Evanovich describes herself as “a happy writer” and says she wants people to “close my books smiling.” She adds, “The thing that made me a success in the beginning still makes me a success. Readers know I’m not going to kill cats or dogs, and things are going to end well. My characters aren’t politically correct or woke. It always helps to have a man kill a spider for you. By the same token, it’s perfectly okay for a woman to rescue a man.”

“Janet doesn’t have to work anymore, but she can’t not do it,” says Libby McGuire, publisher of Atria. “She’s a born storyteller. You know when you sit down with one of her books that you’re going to laugh. People need that.”

“She’s funny and has a great time writing, and that comes out,” adds editor Peter Borland. “She’s a pro, but not high maintenance like some authors can be. I’ve noticed with Janet, it always comes back to what her readers want.”

Evanovich is excited for the future. She has a new house and a new series, and, now, a goal: “I really want a television show,” she says. “I see my books like movies when I write them, and the fact that I haven’t had a show and only one movie is a killer.”

She then offers some advice: “If it’s important to you, don’t give up. When I started in publishing, I kept sending out query letters and getting rejected. I once got a rejection written on a bar napkin. You can’t let that matter. The no’s don’t make any difference. Just keep going for that one yes. That’s what counts.”
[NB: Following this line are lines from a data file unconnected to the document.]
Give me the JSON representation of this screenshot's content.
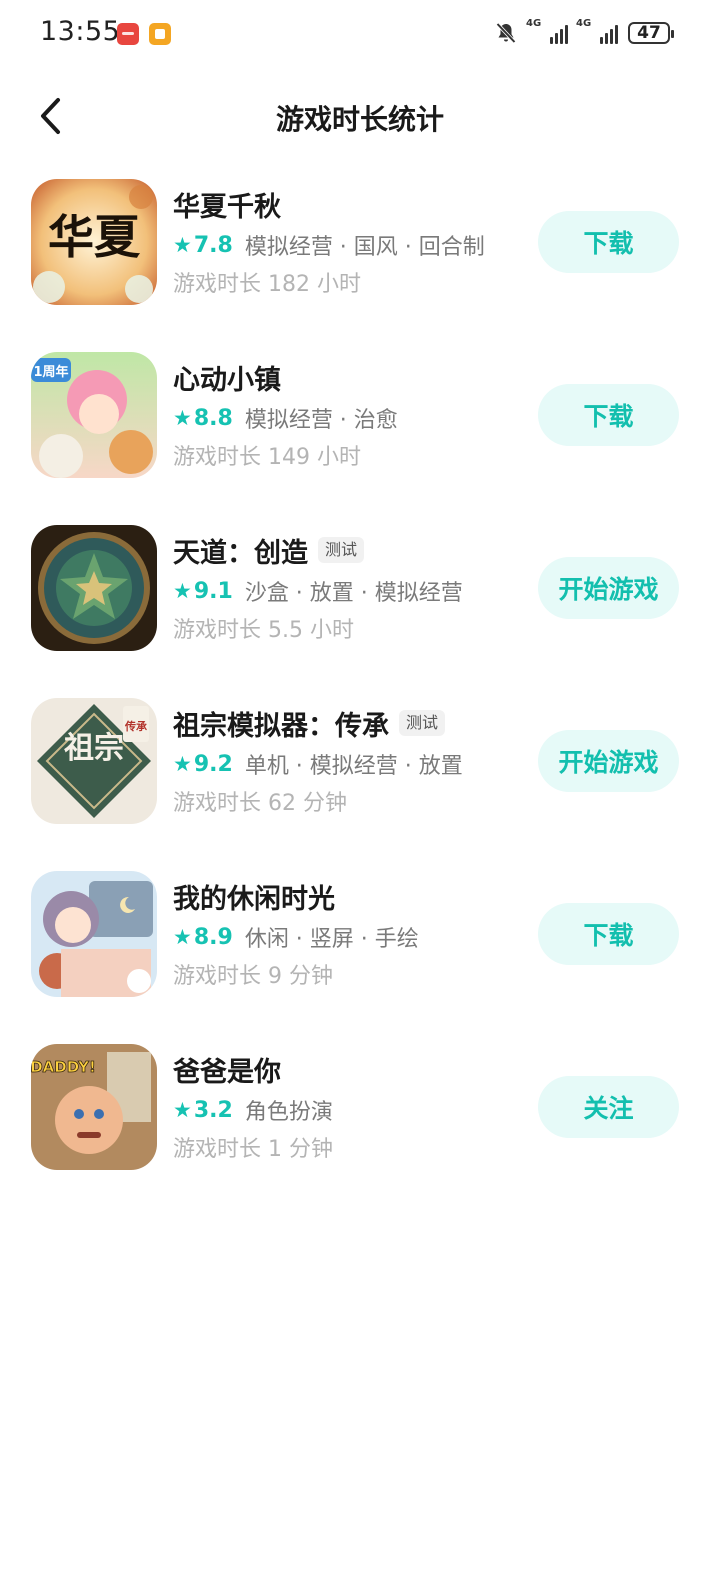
{
  "status_bar": {
    "time": "13:55",
    "network_1": "4G",
    "network_2": "4G",
    "battery": "47",
    "icons": [
      "huawei-app-icon",
      "orange-app-icon",
      "mute-bell-icon",
      "signal-icon",
      "signal-icon",
      "battery-icon"
    ]
  },
  "header": {
    "back_icon": "chevron-left-icon",
    "title": "游戏时长统计"
  },
  "colors": {
    "accent": "#16c2b2",
    "button_bg": "#e6faf8",
    "playtime_text": "#b4b4b4",
    "tag_text": "#7a7a7a"
  },
  "games": [
    {
      "name": "华夏千秋",
      "badge": "",
      "rating": "7.8",
      "tags": "模拟经营 · 国风 · 回合制",
      "playtime": "游戏时长 182 小时",
      "action": "下载",
      "thumb_text": "华夏"
    },
    {
      "name": "心动小镇",
      "badge": "",
      "rating": "8.8",
      "tags": "模拟经营 · 治愈",
      "playtime": "游戏时长 149 小时",
      "action": "下载",
      "thumb_text": "1周年"
    },
    {
      "name": "天道：创造",
      "badge": "测试",
      "rating": "9.1",
      "tags": "沙盒 · 放置 · 模拟经营",
      "playtime": "游戏时长 5.5 小时",
      "action": "开始游戏",
      "thumb_text": ""
    },
    {
      "name": "祖宗模拟器：传承",
      "badge": "测试",
      "rating": "9.2",
      "tags": "单机 · 模拟经营 · 放置",
      "playtime": "游戏时长 62 分钟",
      "action": "开始游戏",
      "thumb_text": "祖宗",
      "thumb_text_2": "传承"
    },
    {
      "name": "我的休闲时光",
      "badge": "",
      "rating": "8.9",
      "tags": "休闲 · 竖屏 · 手绘",
      "playtime": "游戏时长 9 分钟",
      "action": "下载",
      "thumb_text": ""
    },
    {
      "name": "爸爸是你",
      "badge": "",
      "rating": "3.2",
      "tags": "角色扮演",
      "playtime": "游戏时长 1 分钟",
      "action": "关注",
      "thumb_text": "DADDY!"
    }
  ]
}
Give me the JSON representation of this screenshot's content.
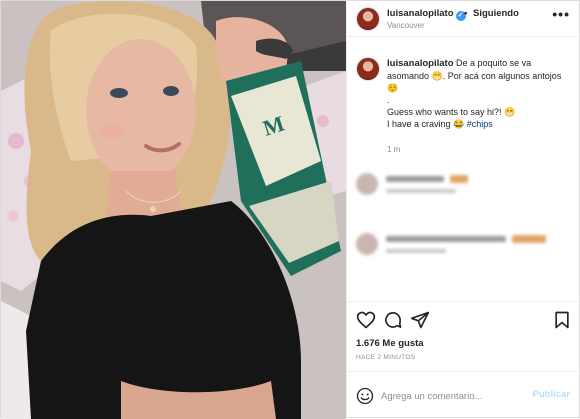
{
  "header": {
    "username": "luisanalopilato",
    "verified_icon": "verified-badge-icon",
    "separator": "•",
    "follow_label": "Siguiendo",
    "location": "Vancouver",
    "more_icon": "more-options-icon"
  },
  "caption": {
    "username": "luisanalopilato",
    "lines": [
      "De a poquito se va asomando 😁. Por acá con algunos antojos ☺️",
      ".",
      "Guess who wants to say hi?! 😁",
      "I have a craving 😂"
    ],
    "hashtag": "#chips",
    "time": "1 m"
  },
  "actions": {
    "like_icon": "heart-icon",
    "comment_icon": "comment-icon",
    "share_icon": "share-icon",
    "save_icon": "bookmark-icon",
    "likes": "1.676 Me gusta",
    "posted": "HACE 2 MINUTOS"
  },
  "comment_box": {
    "emoji_icon": "emoji-icon",
    "placeholder": "Agrega un comentario...",
    "publish_label": "Publicar"
  },
  "colors": {
    "verified": "#3897f0",
    "hashtag": "#00376b",
    "publish_disabled": "#b2dffc",
    "muted": "#8e8e8e"
  }
}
Elaine Szewczyk’s writing has appeared in McSweeney’s and other publications. She’s the author of the novel I’m with Stupid.